--- Materials provided ---
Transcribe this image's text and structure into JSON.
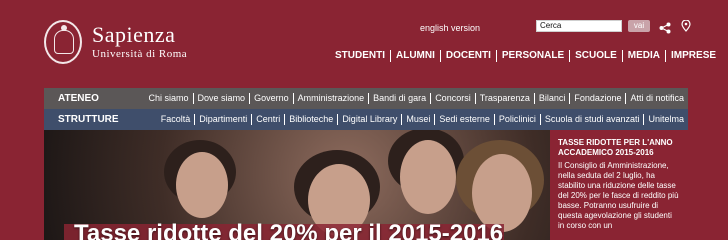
{
  "brand": {
    "name": "Sapienza",
    "subtitle": "Università di Roma"
  },
  "header": {
    "english_version": "english version",
    "search": {
      "value": "Cerca",
      "button": "vai"
    },
    "icons": [
      "share-icon",
      "map-pin-icon"
    ]
  },
  "topnav": {
    "items": [
      "STUDENTI",
      "ALUMNI",
      "DOCENTI",
      "PERSONALE",
      "SCUOLE",
      "MEDIA",
      "IMPRESE"
    ]
  },
  "ateneo": {
    "title": "ATENEO",
    "links": [
      "Chi siamo",
      "Dove siamo",
      "Governo",
      "Amministrazione",
      "Bandi di gara",
      "Concorsi",
      "Trasparenza",
      "Bilanci",
      "Fondazione",
      "Atti di notifica"
    ]
  },
  "strutture": {
    "title": "STRUTTURE",
    "links": [
      "Facoltà",
      "Dipartimenti",
      "Centri",
      "Biblioteche",
      "Digital Library",
      "Musei",
      "Sedi esterne",
      "Policlinici",
      "Scuola di studi avanzati",
      "Unitelma"
    ]
  },
  "hero": {
    "caption": "Tasse ridotte del 20% per il 2015-2016"
  },
  "news": {
    "title": "TASSE RIDOTTE PER L'ANNO ACCADEMICO 2015-2016",
    "body": "Il Consiglio di Amministrazione, nella seduta del 2 luglio, ha stabilito una riduzione delle tasse del 20% per le fasce di reddito più basse. Potranno usufruire di questa agevolazione gli studenti in corso con un"
  },
  "colors": {
    "brand": "#8a2433",
    "ateneo_bar": "#5b5757",
    "strutture_bar": "#3f4e6b"
  }
}
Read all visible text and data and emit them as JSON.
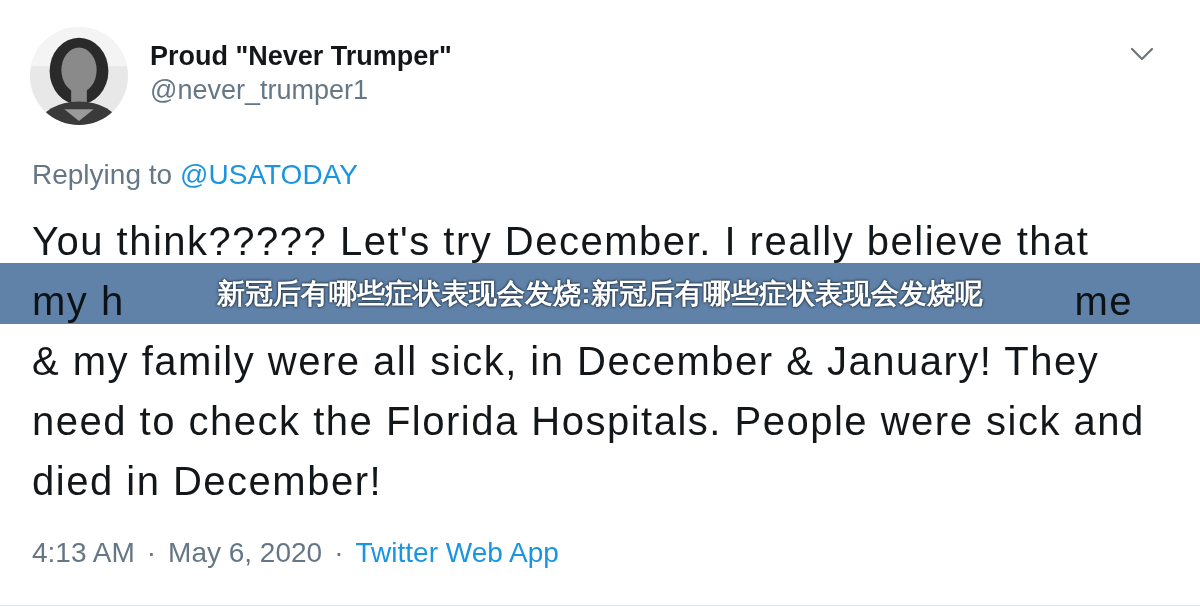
{
  "author": {
    "name": "Proud \"Never Trumper\"",
    "handle": "@never_trumper1"
  },
  "reply": {
    "prefix": "Replying to",
    "mention": "@USATODAY"
  },
  "tweet_lines": [
    {
      "kind": "full",
      "text": "You think????? Let's try December. I really believe that"
    },
    {
      "kind": "split",
      "left": "my h",
      "right": "me"
    },
    {
      "kind": "full",
      "text": "& my family were all sick, in December & January! They"
    },
    {
      "kind": "full",
      "text": "need to check the Florida Hospitals. People were sick and"
    },
    {
      "kind": "full",
      "text": "died in December!"
    }
  ],
  "meta": [
    {
      "kind": "text",
      "text": "4:13 AM"
    },
    {
      "kind": "sep",
      "text": "·"
    },
    {
      "kind": "text",
      "text": "May 6, 2020"
    },
    {
      "kind": "sep",
      "text": "·"
    },
    {
      "kind": "link",
      "text": "Twitter Web App"
    }
  ],
  "banner": {
    "text": "新冠后有哪些症状表现会发烧:新冠后有哪些症状表现会发烧呢"
  }
}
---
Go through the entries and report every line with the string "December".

Output below -
      "text": "You think????? Let's try December. I really believe that"
      "text": "& my family were all sick, in December & January! They"
      "text": "died in December!"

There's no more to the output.